BEGIN

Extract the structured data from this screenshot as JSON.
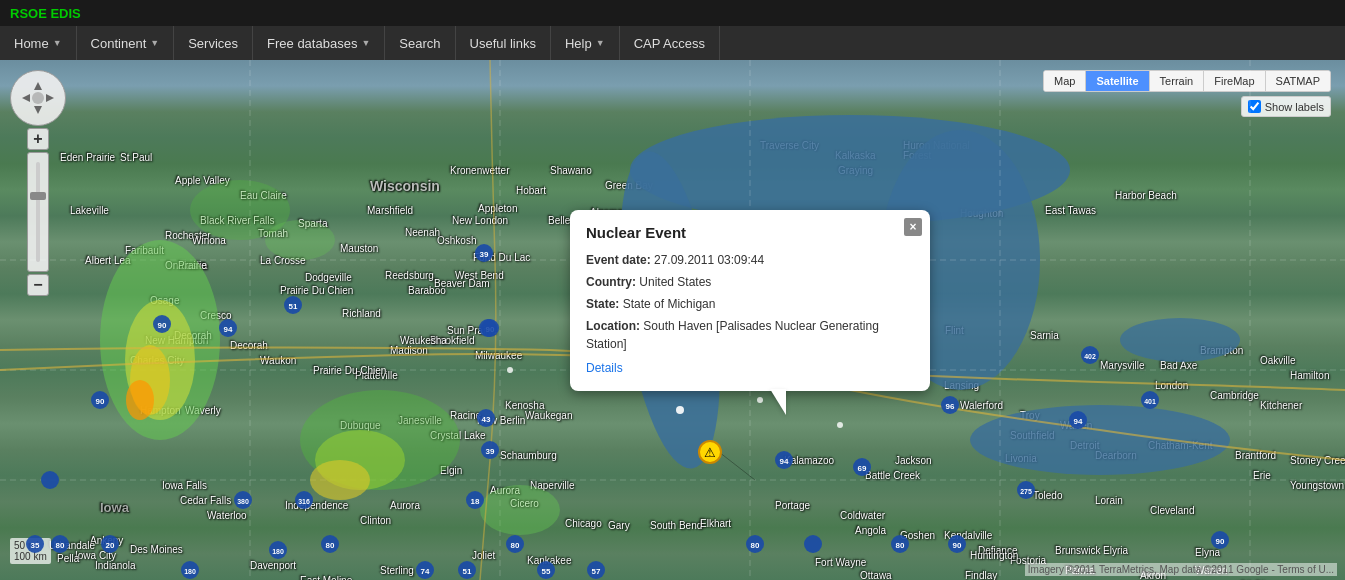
{
  "app": {
    "title": "RSOE EDIS"
  },
  "nav": {
    "items": [
      {
        "label": "Home",
        "hasArrow": true
      },
      {
        "label": "Continent",
        "hasArrow": true
      },
      {
        "label": "Services",
        "hasArrow": false
      },
      {
        "label": "Free databases",
        "hasArrow": true
      },
      {
        "label": "Search",
        "hasArrow": false
      },
      {
        "label": "Useful links",
        "hasArrow": false
      },
      {
        "label": "Help",
        "hasArrow": true
      },
      {
        "label": "CAP Access",
        "hasArrow": false
      }
    ]
  },
  "map_controls": {
    "zoom_plus": "+",
    "zoom_minus": "−",
    "type_buttons": [
      {
        "label": "Map",
        "active": false
      },
      {
        "label": "Satellite",
        "active": true
      },
      {
        "label": "Terrain",
        "active": false
      },
      {
        "label": "FireMap",
        "active": false
      },
      {
        "label": "SATMAP",
        "active": false
      }
    ],
    "show_labels": {
      "checked": true,
      "label": "Show labels"
    }
  },
  "popup": {
    "title": "Nuclear Event",
    "close_label": "×",
    "fields": [
      {
        "key": "Event date:",
        "value": "27.09.2011 03:09:44"
      },
      {
        "key": "Country:",
        "value": "United States"
      },
      {
        "key": "State:",
        "value": "State of Michigan"
      },
      {
        "key": "Location:",
        "value": "South Haven [Palisades Nuclear Generating Station]"
      }
    ],
    "details_link": "Details"
  },
  "scale": {
    "line1": "50 mi",
    "line2": "100 km"
  },
  "copyright": "Imagery ©2011 TerraMetrics, Map data ©2011 Google - Terms of U..."
}
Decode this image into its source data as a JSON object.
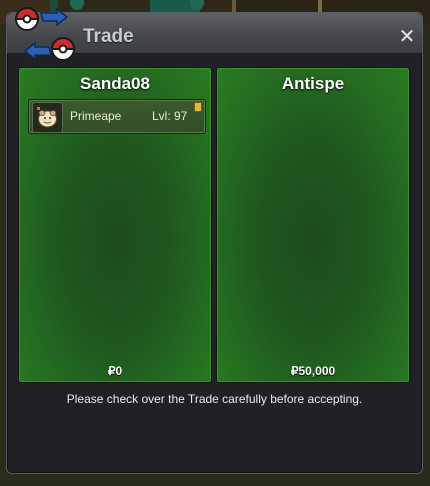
{
  "window": {
    "title": "Trade",
    "close_icon": "✕"
  },
  "trade": {
    "left": {
      "player_name": "Sanda08",
      "offer": [
        {
          "pokemon": "Primeape",
          "level_label": "Lvl: 97",
          "icon": "primeape-sprite-icon",
          "held_item": true
        }
      ],
      "money": "₽0"
    },
    "right": {
      "player_name": "Antispe",
      "offer": [],
      "money": "₽50,000"
    }
  },
  "notice": "Please check over the Trade carefully before accepting.",
  "colors": {
    "panel_green": "#2a7d22",
    "title_text": "#c9ccd1",
    "held_item": "#e1b838"
  }
}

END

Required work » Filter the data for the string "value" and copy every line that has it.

Reply »
        "value": "27.09.2011 03:09:44"
        "value": "United States"
        "value": "State of Michigan"
        "value": "South Haven [Palisades Nuclear Generating Station]"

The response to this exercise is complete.